In the final moments of the call, I was certain I had her. Looking out her window, she realized that she could make it to ledge on the roof and then to a tree. And then it happened.
“He’s coming,” she said.
There was a click followed by a silence that I can feel to this day in the pit of my stomach. The girl was gone, and I hadn’t been able to help her at all.
“Sometimes,” my supervisor told me as we reviewed the call later, “the dragon wins.”
When my shift was over, I stayed at the clinic, desperately hoping that this young girl would call back. She never did. I knew in my heart that I had failed her. Because ultimately, while I had all of the desire in the world to help, I couldn’t. I was an inexperienced 23 year old playing at something that I was ill-equipped to deal with. I was there to help. I couldn’t help. I feel that failure as viscerally today as I did 20 years ago.
Sometimes the dragon wins. In spite of our best intentions. In spite of our desire to change the world, sometimes we fail.
What does this have to do with the paranormal?
I had a little boy follow me home from a paranormal investigation. At least I think it was a little boy. I saw him. I heard him say, “Hi.” I heard his voice on a video captured by another investigative group calling out, “Mama.”
Did he attach himself to me because he needed help and thought I could help him?
Suddenly, I am a 23-year-old again working on the crisis line. I want to help, but do I really know how? Do any of us know how?
When a spirit comes to us, how do we help? I wish I knew.
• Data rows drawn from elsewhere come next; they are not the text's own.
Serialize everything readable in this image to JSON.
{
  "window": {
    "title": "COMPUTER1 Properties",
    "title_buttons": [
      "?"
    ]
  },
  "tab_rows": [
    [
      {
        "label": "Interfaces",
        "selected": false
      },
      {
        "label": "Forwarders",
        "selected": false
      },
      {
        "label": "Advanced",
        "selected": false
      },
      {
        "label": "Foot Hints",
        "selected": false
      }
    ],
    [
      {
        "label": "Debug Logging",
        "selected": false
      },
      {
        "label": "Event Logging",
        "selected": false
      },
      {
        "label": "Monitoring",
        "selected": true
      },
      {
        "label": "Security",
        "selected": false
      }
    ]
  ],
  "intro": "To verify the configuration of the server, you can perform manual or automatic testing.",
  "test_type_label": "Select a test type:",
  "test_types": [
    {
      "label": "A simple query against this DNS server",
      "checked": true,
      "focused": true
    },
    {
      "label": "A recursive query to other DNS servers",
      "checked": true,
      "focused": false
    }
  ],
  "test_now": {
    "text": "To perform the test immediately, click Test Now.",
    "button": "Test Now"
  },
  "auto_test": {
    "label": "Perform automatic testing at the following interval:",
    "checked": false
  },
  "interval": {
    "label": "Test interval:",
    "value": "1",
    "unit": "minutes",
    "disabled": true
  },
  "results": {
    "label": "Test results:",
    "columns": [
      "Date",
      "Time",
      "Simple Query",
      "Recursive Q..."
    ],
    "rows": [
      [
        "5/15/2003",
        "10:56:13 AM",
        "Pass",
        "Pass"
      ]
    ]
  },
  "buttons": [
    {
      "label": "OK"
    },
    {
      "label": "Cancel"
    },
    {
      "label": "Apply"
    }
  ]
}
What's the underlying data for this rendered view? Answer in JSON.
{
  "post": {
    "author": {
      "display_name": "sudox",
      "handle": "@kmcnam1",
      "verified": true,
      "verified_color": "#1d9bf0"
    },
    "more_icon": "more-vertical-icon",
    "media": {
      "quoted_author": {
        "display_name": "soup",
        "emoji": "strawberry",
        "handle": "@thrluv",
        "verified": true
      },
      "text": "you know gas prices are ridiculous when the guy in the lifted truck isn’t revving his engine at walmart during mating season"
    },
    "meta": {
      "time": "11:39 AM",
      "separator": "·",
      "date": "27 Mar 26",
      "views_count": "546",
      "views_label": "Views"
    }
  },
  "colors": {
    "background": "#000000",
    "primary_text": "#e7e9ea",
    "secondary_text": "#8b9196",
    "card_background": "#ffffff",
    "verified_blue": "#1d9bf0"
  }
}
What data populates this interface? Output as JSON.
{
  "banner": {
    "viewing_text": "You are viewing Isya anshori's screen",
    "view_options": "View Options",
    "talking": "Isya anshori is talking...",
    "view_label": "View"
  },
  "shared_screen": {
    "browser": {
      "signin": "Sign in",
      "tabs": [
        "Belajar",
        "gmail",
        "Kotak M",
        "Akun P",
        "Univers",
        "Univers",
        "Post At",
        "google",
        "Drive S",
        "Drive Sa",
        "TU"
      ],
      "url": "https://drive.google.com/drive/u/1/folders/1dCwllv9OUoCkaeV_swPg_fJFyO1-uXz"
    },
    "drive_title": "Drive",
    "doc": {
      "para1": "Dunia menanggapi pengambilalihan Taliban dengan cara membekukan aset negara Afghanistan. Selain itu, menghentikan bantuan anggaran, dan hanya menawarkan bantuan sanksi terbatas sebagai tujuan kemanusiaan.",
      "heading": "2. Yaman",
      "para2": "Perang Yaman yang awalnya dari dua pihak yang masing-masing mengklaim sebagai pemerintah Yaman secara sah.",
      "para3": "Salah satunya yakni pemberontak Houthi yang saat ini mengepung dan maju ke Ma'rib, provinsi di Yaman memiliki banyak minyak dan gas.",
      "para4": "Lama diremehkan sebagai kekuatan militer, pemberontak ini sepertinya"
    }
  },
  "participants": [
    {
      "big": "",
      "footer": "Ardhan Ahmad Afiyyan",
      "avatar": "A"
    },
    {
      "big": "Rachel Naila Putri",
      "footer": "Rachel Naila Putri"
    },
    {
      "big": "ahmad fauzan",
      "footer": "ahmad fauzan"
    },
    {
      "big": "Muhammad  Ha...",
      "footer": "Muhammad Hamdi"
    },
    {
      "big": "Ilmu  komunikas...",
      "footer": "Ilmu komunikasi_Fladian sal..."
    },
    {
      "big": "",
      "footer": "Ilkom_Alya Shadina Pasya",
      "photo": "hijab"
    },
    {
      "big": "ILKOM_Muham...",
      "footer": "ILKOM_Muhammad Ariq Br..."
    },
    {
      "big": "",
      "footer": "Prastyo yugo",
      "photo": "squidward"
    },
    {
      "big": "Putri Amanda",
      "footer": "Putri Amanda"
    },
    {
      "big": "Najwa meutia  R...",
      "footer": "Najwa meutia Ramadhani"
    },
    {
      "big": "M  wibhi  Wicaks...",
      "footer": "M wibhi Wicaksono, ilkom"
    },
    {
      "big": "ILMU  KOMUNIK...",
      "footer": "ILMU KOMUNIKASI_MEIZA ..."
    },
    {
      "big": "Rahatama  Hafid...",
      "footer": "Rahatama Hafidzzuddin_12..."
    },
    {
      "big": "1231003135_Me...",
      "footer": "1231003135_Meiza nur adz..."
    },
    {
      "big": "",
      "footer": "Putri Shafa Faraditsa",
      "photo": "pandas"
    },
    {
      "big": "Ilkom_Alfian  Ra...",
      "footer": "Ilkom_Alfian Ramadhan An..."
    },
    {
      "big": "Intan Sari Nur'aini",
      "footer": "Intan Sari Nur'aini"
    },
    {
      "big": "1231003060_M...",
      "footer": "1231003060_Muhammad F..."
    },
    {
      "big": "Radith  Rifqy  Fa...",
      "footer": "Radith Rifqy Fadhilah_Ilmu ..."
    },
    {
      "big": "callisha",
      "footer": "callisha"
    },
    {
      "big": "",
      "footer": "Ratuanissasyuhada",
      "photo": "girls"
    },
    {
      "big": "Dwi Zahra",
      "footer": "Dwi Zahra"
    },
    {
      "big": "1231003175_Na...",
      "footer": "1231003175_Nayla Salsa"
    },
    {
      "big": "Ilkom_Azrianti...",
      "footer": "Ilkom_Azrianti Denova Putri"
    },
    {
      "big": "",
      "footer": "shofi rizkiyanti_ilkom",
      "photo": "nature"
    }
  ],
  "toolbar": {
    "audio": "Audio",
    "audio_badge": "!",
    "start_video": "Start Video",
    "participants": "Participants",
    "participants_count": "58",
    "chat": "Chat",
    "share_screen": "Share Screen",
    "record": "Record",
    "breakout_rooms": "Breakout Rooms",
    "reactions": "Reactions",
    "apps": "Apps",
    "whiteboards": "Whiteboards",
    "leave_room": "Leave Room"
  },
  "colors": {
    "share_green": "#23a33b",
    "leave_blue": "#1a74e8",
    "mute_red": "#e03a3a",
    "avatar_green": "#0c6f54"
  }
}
Because when I think of a 3-year-old boy wandering around looking for his mama – surely that is not where he is supposed to be. Surely if I can find him, if I can see him in my mind’s eye, and if I can hear him not only with my equipment, but also with my ears, then I have a responsibility to help him.
We go into an investigation to learn things. Or to experience things. We want to experience a ghost. We want to prove – or disprove – that ghosts exist and hauntings are real. That is our agenda. But what do we do when we learn that ghosts do exist? How do we help?
Our focus, it seems, is on the living. And certainly they need help understanding what it is that they are experiencing. At the same time, if, as I have come to believe, ghosts do exist, how do we help them? What do they need from us?
We have a responsibility that is just as important as the responsibility I had as a young crisis clinic volunteer. We can’t be there just for us, or just to satisfy our own curiosity. When someone, living or dead, asks for our help, how do we respond? And are we equipped to respond?
These are the things that I have been thinking about as I head out to visit more ghosts. I don’t know the answers, and I pray that they will come to me. Because I don’t want to be the one who allows it to slip through my fingers once again. I don’t want to be the one who lets the dragon win.